[Source data]
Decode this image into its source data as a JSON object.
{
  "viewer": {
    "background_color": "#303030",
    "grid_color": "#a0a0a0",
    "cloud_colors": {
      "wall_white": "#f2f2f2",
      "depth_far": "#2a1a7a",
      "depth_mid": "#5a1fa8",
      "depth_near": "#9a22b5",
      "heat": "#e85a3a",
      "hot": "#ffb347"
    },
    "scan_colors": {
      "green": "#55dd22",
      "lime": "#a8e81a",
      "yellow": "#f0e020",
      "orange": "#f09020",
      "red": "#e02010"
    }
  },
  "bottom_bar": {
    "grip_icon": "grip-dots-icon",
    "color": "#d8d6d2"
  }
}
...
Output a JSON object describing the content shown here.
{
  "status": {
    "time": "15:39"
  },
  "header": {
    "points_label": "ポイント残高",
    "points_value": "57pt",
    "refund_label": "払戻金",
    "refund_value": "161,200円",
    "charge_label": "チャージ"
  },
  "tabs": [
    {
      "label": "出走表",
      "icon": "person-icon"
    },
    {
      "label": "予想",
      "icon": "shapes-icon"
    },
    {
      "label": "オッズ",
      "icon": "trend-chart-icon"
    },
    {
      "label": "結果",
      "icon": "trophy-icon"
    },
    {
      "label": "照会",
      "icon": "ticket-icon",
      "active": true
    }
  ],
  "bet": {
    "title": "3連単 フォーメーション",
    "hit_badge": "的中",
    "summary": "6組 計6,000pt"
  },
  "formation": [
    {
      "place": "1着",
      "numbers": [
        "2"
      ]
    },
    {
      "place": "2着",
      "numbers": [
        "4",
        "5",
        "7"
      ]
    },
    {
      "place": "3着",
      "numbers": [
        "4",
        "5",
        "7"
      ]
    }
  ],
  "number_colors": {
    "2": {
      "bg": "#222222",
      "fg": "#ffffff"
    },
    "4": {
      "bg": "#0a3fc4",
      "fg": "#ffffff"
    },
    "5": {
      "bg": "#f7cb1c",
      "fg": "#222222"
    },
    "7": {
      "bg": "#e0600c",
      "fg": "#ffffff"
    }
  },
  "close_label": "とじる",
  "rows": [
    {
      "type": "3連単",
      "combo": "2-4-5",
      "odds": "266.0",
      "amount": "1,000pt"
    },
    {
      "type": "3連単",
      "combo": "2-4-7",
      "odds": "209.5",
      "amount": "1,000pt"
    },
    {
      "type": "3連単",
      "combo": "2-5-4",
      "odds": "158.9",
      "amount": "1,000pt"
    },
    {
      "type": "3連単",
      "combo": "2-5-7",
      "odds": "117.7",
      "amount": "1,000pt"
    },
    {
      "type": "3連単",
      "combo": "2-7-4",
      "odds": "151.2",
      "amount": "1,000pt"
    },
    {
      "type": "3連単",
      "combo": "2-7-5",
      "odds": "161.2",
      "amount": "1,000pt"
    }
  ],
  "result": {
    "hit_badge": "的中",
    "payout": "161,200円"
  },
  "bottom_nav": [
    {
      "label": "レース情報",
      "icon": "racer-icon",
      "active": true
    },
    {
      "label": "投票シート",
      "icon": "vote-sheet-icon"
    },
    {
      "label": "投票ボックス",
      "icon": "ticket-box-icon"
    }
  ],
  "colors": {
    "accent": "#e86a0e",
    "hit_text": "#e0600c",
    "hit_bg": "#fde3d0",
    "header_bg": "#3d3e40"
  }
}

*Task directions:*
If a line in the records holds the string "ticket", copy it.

*Output for this exercise:*
      "icon": "ticket-icon",
      "icon": "ticket-box-icon"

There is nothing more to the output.